  • George Godin says:

    Hello Stephen!

    You got very interesting post here. Anyway, using hand or torsion grippers is also my favorite type of grip exercise. I will definitely try the others that you have shared here.

    • Steve says:

      Let me know how it goes! Having a strong grip opens up a whole new world of strength training!

  • Bobbi says:

    As someone who has suffered with wrist tendonitis and most recently a severe case of elbow tendonitis (both interior and exterior), which of these exercises would be beneficial to reducing the risk of inflaming it again?

    • Steve says:

      My rule of thumb is always, if it hurts, don't do it.

      That said, any of these exercises will help strengthen your grip and forearms but the tendonitis is probably the effect of many other factors besides strength.

      These may be overuse, poor tissue quality, and muscle imbalances to name a few. Manual therapy or soft tissue work may do a world of good as well as working with a qualified trainer to improve your posture, muscle balance and function.

      The best approach is always holistic :-)

  • Ben says:

    Which grippers would you recommend? I have a gripmaster extra heavy which I like or the captains of crush? I haven't tried coc but I've used that style of gripper before and didn't much care for it. Seems like doesn't work all fingers equally, but I admit possibly being wrong.

    • Steve says:

      I like the CoC the best of all the torsion grippers I have used simply because they are durable and fairly accurate with their measurement of tension. It is a great company as well.

      They make a wide variety of grippers starting at rehab (60lb close) all they way up to the CoC #4 (365lb close). The average person will never make it past the #1 (140lb close) as even that can be challenging for most people. I am currently working to close the #2.5 (237lb close) and it is very difficult I will admit. I am weighing in at 190lbs.

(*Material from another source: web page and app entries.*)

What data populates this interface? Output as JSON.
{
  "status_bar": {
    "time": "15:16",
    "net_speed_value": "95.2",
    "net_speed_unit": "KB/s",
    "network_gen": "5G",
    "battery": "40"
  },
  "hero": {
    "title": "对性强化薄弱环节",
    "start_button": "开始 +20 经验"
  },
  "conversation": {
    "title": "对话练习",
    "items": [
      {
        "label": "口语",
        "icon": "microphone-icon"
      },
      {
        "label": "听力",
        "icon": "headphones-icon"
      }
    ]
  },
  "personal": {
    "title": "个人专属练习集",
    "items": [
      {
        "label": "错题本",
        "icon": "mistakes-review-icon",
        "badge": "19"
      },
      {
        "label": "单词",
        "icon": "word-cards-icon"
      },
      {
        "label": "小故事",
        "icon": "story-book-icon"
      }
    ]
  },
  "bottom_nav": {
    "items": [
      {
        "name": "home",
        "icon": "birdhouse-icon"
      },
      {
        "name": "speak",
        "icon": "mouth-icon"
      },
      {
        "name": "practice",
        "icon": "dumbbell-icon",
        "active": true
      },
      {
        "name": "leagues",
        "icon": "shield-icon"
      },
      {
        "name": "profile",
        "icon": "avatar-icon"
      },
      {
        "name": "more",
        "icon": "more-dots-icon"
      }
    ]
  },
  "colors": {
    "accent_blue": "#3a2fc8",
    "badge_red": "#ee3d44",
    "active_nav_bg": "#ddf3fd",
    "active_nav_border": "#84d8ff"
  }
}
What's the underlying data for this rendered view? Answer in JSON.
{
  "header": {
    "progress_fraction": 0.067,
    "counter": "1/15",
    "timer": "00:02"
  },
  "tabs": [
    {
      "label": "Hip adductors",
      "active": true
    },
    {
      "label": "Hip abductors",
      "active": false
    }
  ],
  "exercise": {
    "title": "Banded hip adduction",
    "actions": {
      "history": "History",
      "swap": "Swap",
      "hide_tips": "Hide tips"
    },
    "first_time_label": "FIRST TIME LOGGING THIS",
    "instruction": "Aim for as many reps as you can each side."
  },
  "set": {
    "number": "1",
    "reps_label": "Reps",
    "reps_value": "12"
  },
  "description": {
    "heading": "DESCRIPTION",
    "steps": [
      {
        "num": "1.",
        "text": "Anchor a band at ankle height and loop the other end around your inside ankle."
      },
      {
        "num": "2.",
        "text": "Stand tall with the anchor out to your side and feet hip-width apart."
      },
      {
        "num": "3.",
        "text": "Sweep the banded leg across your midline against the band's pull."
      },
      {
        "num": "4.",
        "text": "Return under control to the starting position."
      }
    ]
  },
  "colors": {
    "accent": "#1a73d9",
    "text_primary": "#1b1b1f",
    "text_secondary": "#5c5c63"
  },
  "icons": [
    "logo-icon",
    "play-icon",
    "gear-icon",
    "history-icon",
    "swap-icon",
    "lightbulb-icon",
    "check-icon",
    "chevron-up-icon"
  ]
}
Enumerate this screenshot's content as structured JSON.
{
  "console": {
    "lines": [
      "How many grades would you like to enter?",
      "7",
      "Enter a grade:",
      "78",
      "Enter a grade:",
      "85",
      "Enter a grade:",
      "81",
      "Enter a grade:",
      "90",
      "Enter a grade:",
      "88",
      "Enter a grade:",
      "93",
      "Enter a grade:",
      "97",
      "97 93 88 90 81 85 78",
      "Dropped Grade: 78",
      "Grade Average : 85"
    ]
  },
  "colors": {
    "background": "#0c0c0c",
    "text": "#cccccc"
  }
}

      This type of grip will not work all fingers equally which is okay, there are other exercises for that. You can close the gripper backwards or at different set points to work different muscles or even pick up the Iron Mind finger gripper to work individual fingers.

      Hope that helps :-)

  • J.B. says:

    While they all work, a lot of these ideas isolate the forearms exclusively. Seems like a waste of time. Get a battle rope, or do some deadlifts - both work the forearms a ton but also the entire body. The farmers walks is one of the best ideas here. The hex (blob) holds are good too, but move them somewhere as you pinch them. Like pick them up off the ground and set them on a table or something. Much harder.

  • Igor says:

    Yes, IronMind is nice, but I prefer more Hand Gripper by DESH because it has counter.

    • Kristin Rooke, CPT says:

      Thanks for sharing, Igor! We'll have to check that hand gripper out.

      -Kristin, BuiltLean Coach & Managing Editor